  • Harry led forth his followers,Down by the willowed pond, Past the old grey turnstile,And into the woods beyond.

  • We are fast to a willowed shore, and are preparing lines to try our luck at catching a Catfish or so.

  • It was perhaps half a mile wide, with flat, willowed mud banks on one side and low shelves of stratified limestone on the other.

    Birthright

    T.S. Stribling

  • I love it very much for it led to the very edge of a willowed bluff—to the end of the land.

    Child and Country

    Will Levington Comfort


British Dictionary definitions for willowed

willow

noun
  1. any of numerous salicaceous trees and shrubs of the genus Salix, such as the weeping willow and osiers of N temperate regions, which have graceful flexible branches, flowers in catkins, and feathery seeds
  2. the whitish wood of certain of these trees
  3. something made of willow wood, such as a cricket or baseball bat
  4. a machine having a system of revolving spikes for opening and cleaning raw textile fibres
Derived Formswillowish or willow-like, adjective

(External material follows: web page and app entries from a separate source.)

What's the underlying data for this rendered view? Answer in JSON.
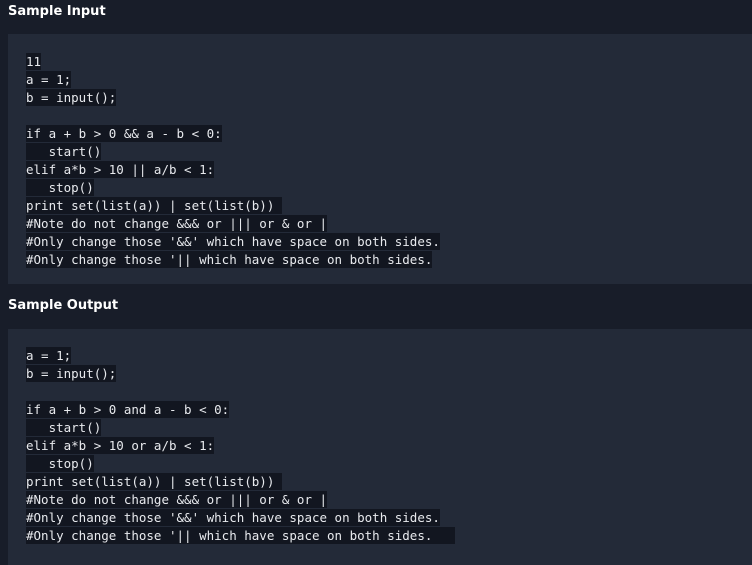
{
  "input_section": {
    "heading": "Sample Input",
    "lines": [
      "11",
      "a = 1;",
      "b = input();",
      "",
      "if a + b > 0 && a - b < 0:",
      "   start()",
      "elif a*b > 10 || a/b < 1:",
      "   stop()",
      "print set(list(a)) | set(list(b)) ",
      "#Note do not change &&& or ||| or & or |",
      "#Only change those '&&' which have space on both sides.",
      "#Only change those '|| which have space on both sides."
    ]
  },
  "output_section": {
    "heading": "Sample Output",
    "lines": [
      "a = 1;",
      "b = input();",
      "",
      "if a + b > 0 and a - b < 0:",
      "   start()",
      "elif a*b > 10 or a/b < 1:",
      "   stop()",
      "print set(list(a)) | set(list(b)) ",
      "#Note do not change &&& or ||| or & or |",
      "#Only change those '&&' which have space on both sides.",
      "#Only change those '|| which have space on both sides.   "
    ]
  }
}
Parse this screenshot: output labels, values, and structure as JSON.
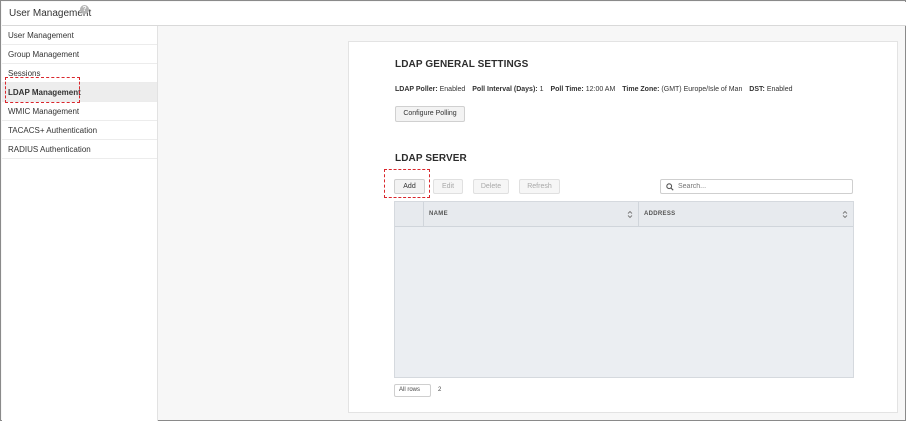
{
  "app": {
    "title": "User Management",
    "help_glyph": "?"
  },
  "sidebar": {
    "items": [
      {
        "label": "User Management"
      },
      {
        "label": "Group Management"
      },
      {
        "label": "Sessions"
      },
      {
        "label": "LDAP Management",
        "active": true
      },
      {
        "label": "WMIC Management"
      },
      {
        "label": "TACACS+ Authentication"
      },
      {
        "label": "RADIUS Authentication"
      }
    ]
  },
  "general": {
    "title": "LDAP GENERAL SETTINGS",
    "poller_label": "LDAP Poller:",
    "poller_value": "Enabled",
    "interval_label": "Poll Interval (Days):",
    "interval_value": "1",
    "time_label": "Poll Time:",
    "time_value": "12:00 AM",
    "zone_label": "Time Zone:",
    "zone_value": "(GMT) Europe/Isle of Man",
    "dst_label": "DST:",
    "dst_value": "Enabled",
    "configure_button": "Configure Polling"
  },
  "server": {
    "title": "LDAP SERVER",
    "buttons": {
      "add": "Add",
      "edit": "Edit",
      "delete": "Delete",
      "refresh": "Refresh"
    },
    "search_placeholder": "Search...",
    "columns": [
      "NAME",
      "ADDRESS"
    ],
    "rows": [],
    "page_size": "All rows",
    "total_count": "2"
  },
  "colors": {
    "callout": "#d9262c",
    "active_item_bg": "#ededed"
  }
}
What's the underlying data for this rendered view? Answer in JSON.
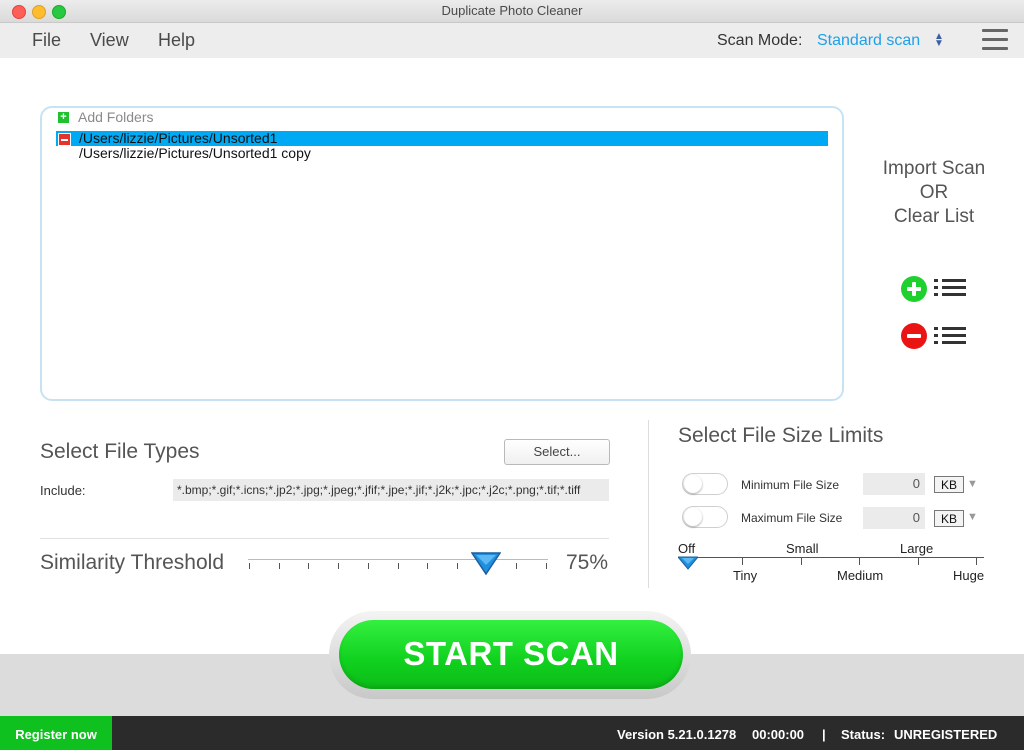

Word Origin for willow

Old English welig; related to wilige wicker basket, Old Saxon wilgia, Middle High German wilge, Greek helikē willow, helix twisted

Willow

noun
  1. a small town in S Alaska, about 113 km (70 miles) northwest of Anchorage: chosen as the site of the projected new state capital in 1976, a plan which never came to fruition. Pop: 1658 (2000)
Collins English Dictionary - Complete & Unabridged 2012 Digital Edition © William Collins Sons & Co. Ltd. 1979, 1986 © HarperCollins Publishers 1998, 2000, 2003, 2005, 2006, 2007, 2009, 2012

Word Origin and History for willowed

willow

n.

Old English welig, from Proto-Germanic *walg- (cf. Old Saxon wilgia, Middle Dutch wilghe, Dutch wilg), probably from PIE *wel- "to turn, roll," with derivatives referring to curved, enclosing objects. The change in form to -ow (14c.) paralleled that of bellow and fellow. The more typical Germanic word for the tree is represented by withy.

Online Etymology Dictionary, © 2010 Douglas Harper